Cross-Connected Regulator with BleederThis variation on the cross-connected regulator is used where gas supply pressures are too low to allow the system to function properly (figure 1). You'll recall the cross-connected gas regulator develops an outlet pressure equal to the air loading signal it receives. If the outlet pressure required is higher than the gas pressure entering, the system won't work - pressure, like water, doesn't flow uphill.
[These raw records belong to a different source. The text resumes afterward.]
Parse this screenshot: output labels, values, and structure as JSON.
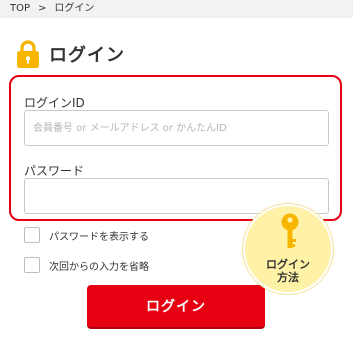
{
  "breadcrumb": {
    "home": "TOP",
    "separator": ">",
    "current": "ログイン"
  },
  "page": {
    "title": "ログイン",
    "title_icon": "lock-icon"
  },
  "form": {
    "login_id_label": "ログインID",
    "login_id_placeholder": "会員番号 or メールアドレス or かんたんID",
    "login_id_value": "",
    "password_label": "パスワード",
    "password_value": ""
  },
  "options": {
    "show_password_label": "パスワードを表示する",
    "remember_input_label": "次回からの入力を省略"
  },
  "login_button_label": "ログイン",
  "help": {
    "line1": "ログイン",
    "line2": "方法",
    "icon": "key-icon"
  },
  "colors": {
    "accent_red": "#e60012",
    "lock_yellow": "#f7b500",
    "help_bg": "#fff2a6"
  }
}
Putting some numbers on it helps it make sense. Say the combustion air loading pressure is 10" w.c., but gas pressure into the regulator is only 7" w.c. Pressure drop through the regulator valve cuts this to 5" w.c. at the outlet. No problem, you say -- I'll compensate by opening the limiting orifice valve farther than normal. This works fine at high fire, but as the air control valve begins to drive to low, the gas pressure and flow won't change. Remember, the regulator is trying to produce an outlet pressure equal to the air loading pressure, so until it decreases to 5" w.c., the regulator stays wide open, and the fuel-air ratio goes rich.
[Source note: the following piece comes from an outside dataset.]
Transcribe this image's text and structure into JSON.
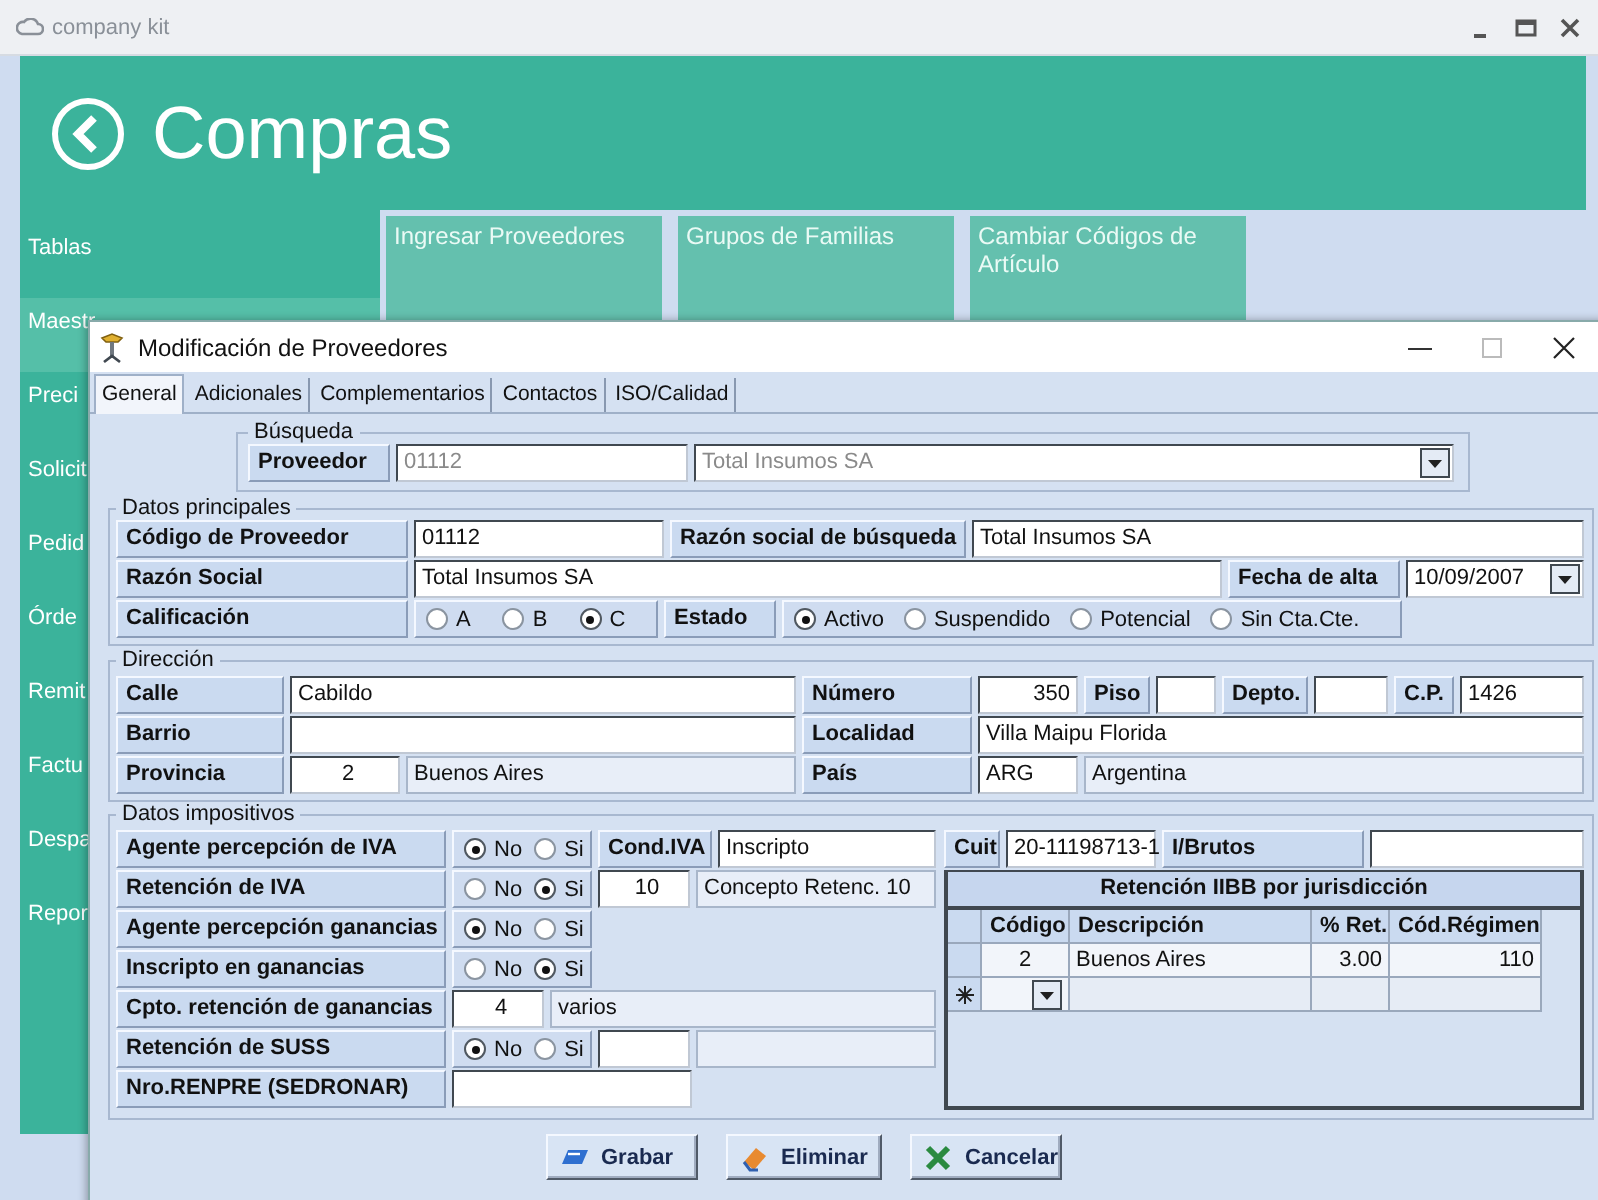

Now you add a bleeder -- a T fitting in the loading line with one side open to atmosphere. The open connection vents, or bleeds, some of the loading signal, decreasing the signal reaching the regulator. Suppose you set the bleeder to knock the loading pressure down to 50% of its original value, so at a high fire air pressure of 10" w.c., only 5" reaches the regulator. Now, the regulator's outlet pressure matches the loading signal, and as the loading pressure decreases, the regulator responds immediately. The correct ratio is held all the way down to low fire.
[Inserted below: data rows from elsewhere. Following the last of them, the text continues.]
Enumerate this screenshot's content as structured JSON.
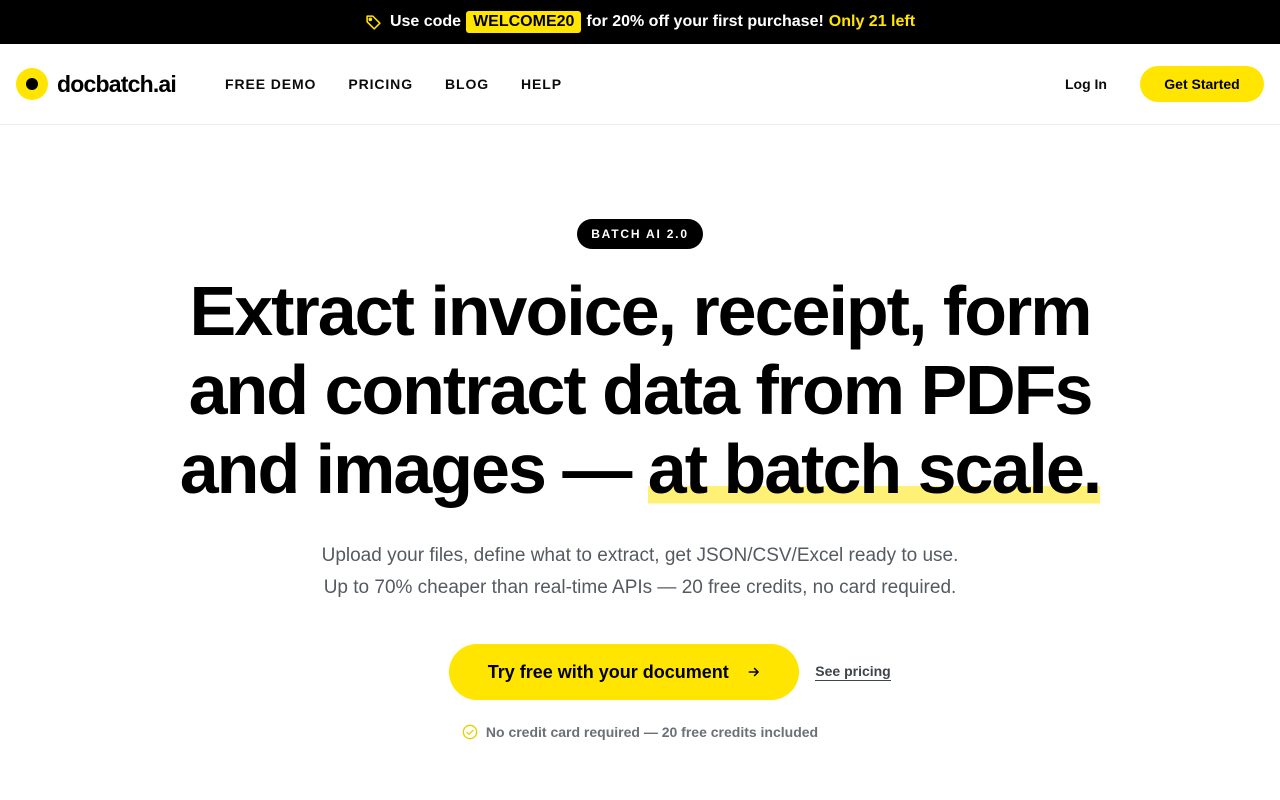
{
  "promo": {
    "prefix": "Use code",
    "code": "WELCOME20",
    "message": "for 20% off your first purchase!",
    "remaining": "Only 21 left",
    "icon": "tag-icon"
  },
  "header": {
    "logo_text": "docbatch.ai",
    "nav": [
      "FREE DEMO",
      "PRICING",
      "BLOG",
      "HELP"
    ],
    "login_label": "Log In",
    "cta_label": "Get Started"
  },
  "hero": {
    "badge": "BATCH AI 2.0",
    "headline_main": "Extract invoice, receipt, form and contract data from PDFs and images — ",
    "headline_highlight": "at batch scale.",
    "sub_line1": "Upload your files, define what to extract, get JSON/CSV/Excel ready to use.",
    "sub_line2": "Up to 70% cheaper than real-time APIs — 20 free credits, no card required.",
    "cta_label": "Try free with your document",
    "secondary_link": "See pricing",
    "note": "No credit card required — 20 free credits included"
  },
  "colors": {
    "accent": "#ffe500",
    "highlight": "#fff176",
    "dark": "#000000",
    "muted_text": "#555a61"
  }
}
Bleeders also are sometimes used where a recuperator or other resistance in the combustion air line requires combustion air supply pressures much higher than the gas pressure.
Apart from these situations, bleeders are best avoided. Their small orifices often get blocked with airborne dust and dirt, and this causes the burner gas-air ratio to change. Filters in the air loading line help, but they, too, plug up. The bottom line is that a bleeder system requires more maintenance.
Throttled Bleed SystemThis is another excess air control system where the combustion air flow stays constant at all firing rates while the fuel is throttled up and down (figure 2). It operates much like the bleeder system, except that the amount of air escaping through the bleed opening is regulated by a reverse-acting motorized valve driven by the temperature controller. When the temperature control system calls for a reduction in firing rate, the bleed valve begins to open, decreasing the loading to the regulator and causing it to partially close. All this time, the combustion air continues flowing at the high fire rate, so the burner ratio shifts to excess air.
Why go to all this cost and trouble when a simple valve in the gas line will do? If the control zone has only one burner, there's no need, but if several burners are controlled by one regulator, this system makes it easier to balance gas flows to the burners. Otherwise, manually increasing or decreasing the gas flow to one burner causes the flow to all the other burners to change in the opposite direction.